The video below makes a case for “longtermism,” the claim that we should make decisions to maximize positive outcomes in the far future.

On the one hand, as someone firmly in the transhumanist camp, this has a lot of emotional appeal (at least for me).

On the other hand, the more I watched the video, the more I was struck by how much “longtermism” seems to be the inverse of the precautionary principle and how much it suffers from the same conceptual problems.

For example, the video suggests that advancing technological progress reduces existential risk. While I agree that this is likely, it is not hard to envision a world where our efforts to advance technological progress may at many points increase the existential risk faced by humanity.

Progress in controlled nuclear fission, for example, on balance may have increased the existential risk to humanity even with all of the benefits it brought.

CNN–Clickbait Network News

Twitter user Peter Hague recently noticed a fairly typical example of how CNN has become little more than a clickbait site at times, with almost no quality control in the articles it publishes.

The article in question concerns a tweet that Elon Musk sent about an asteroid that will make a near-Earth approach in 2029.

The CNN headline blasts Musk for hyping a non-existent threat,

Despite Elon Musk’s alarmist tweet about an asteroid hitting Earth, NASA says there is no known threat

Ugh. Elon’s at it again talking crazy. So what did Musk say? According to the first three paragraphs, Musk apparently tweeted that an asteroid is going to hit the Earth even though NASA disagrees,

Elon Musk, CEO of SpaceX and Tesla, tweeted that a “big rock” is going to hit Earth, and that we “currently have no defense.”

But NASA, seems to disagree.

Musk’s tweet was a response to another by comedian and podcaster Joe Rogan, who shared an article reporting that NASA has begun preparations for the 1,100-foot-wide asteroid Apophis, which is scheduled to pass by Earth on April 13, 2029. Apophis named after an Egyptian god of death.

Jesus, Elon, stop scaring people into thinking Apophis is going to hit the planet. Lets go to Twitter and reply to his tweet to that effect.


So Joe Rogan made a tweet about Apophis, and Elon Musk retweeted him in order to add that this particular asteroid poses little threat to the Earth but that “a big rock will hit Earth eventually & we currently have no defense.”

Don’t worry, though, CNN’s Leah Asmelash isn’t going to let the facts get in her way.

Musk didn’t elaborate on what he meant by “big rock,” so it’s hard to know what he was actually referring to.

NASA’s website, though, clearly says, “No known asteroid poses a significant risk of impact with Earth over the next 100 years.”

Apparently Asmelash’s editors are fine with her rewriting “eventually” into “within the next 100 years by a currently known asteroid.” As the NASA website that she links to notes (but she omits), there are known asteroids that do have a significant risk of hitting the earth in the next 200 years (and by significant, we’re talking about less than .2 percent). And, of course, there are asteroids that we do not know about.

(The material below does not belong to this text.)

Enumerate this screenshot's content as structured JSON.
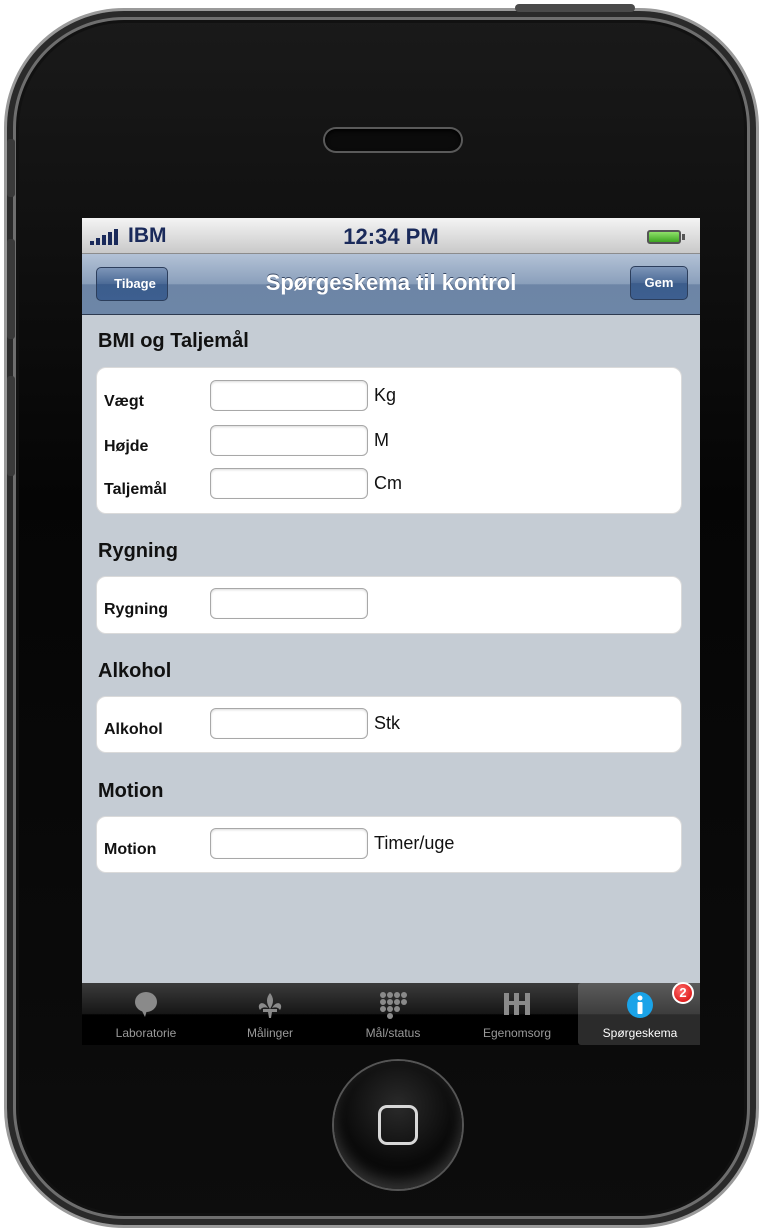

Large objects have hit the planet during the time that homo sapiens have existed, including the Arizona Meteor Crater which was created 50,000 years ago by a meteor estimated to be 60 meters in diameter. According to NASA estimates, that impact released the equivalent of 15 million tons of TNT–equivalent to a small hydrogen bomb (most US nuclear weapons, in contrast, have only about 500 kiloton yields).

Similarly, Asmelash hits out at Musk’s claim that we have no defenses, but the best she can muster is,

“While no known asteroid larger than 140 meters in size has a significant chance of hitting Earth for the next 100 years, NASA and its partners are studying several different methodologies for deflecting a hazardous asteroid,” he said.

Basically, even if an asteroid were hurtling toward Earth, scientists believe they will have the technology to deflect it off course and prevent collision.

Rather than try to illuminate or educate about the potential risks from asteroids and the costs/difficulties in actually doing anything about it, Asmelah apparently saw a chance to write a clickbait story about an “alarmist tweet” that exists entirely in her own story’s mischaracterization of it.

Shame on CNN for this sort of nonsense.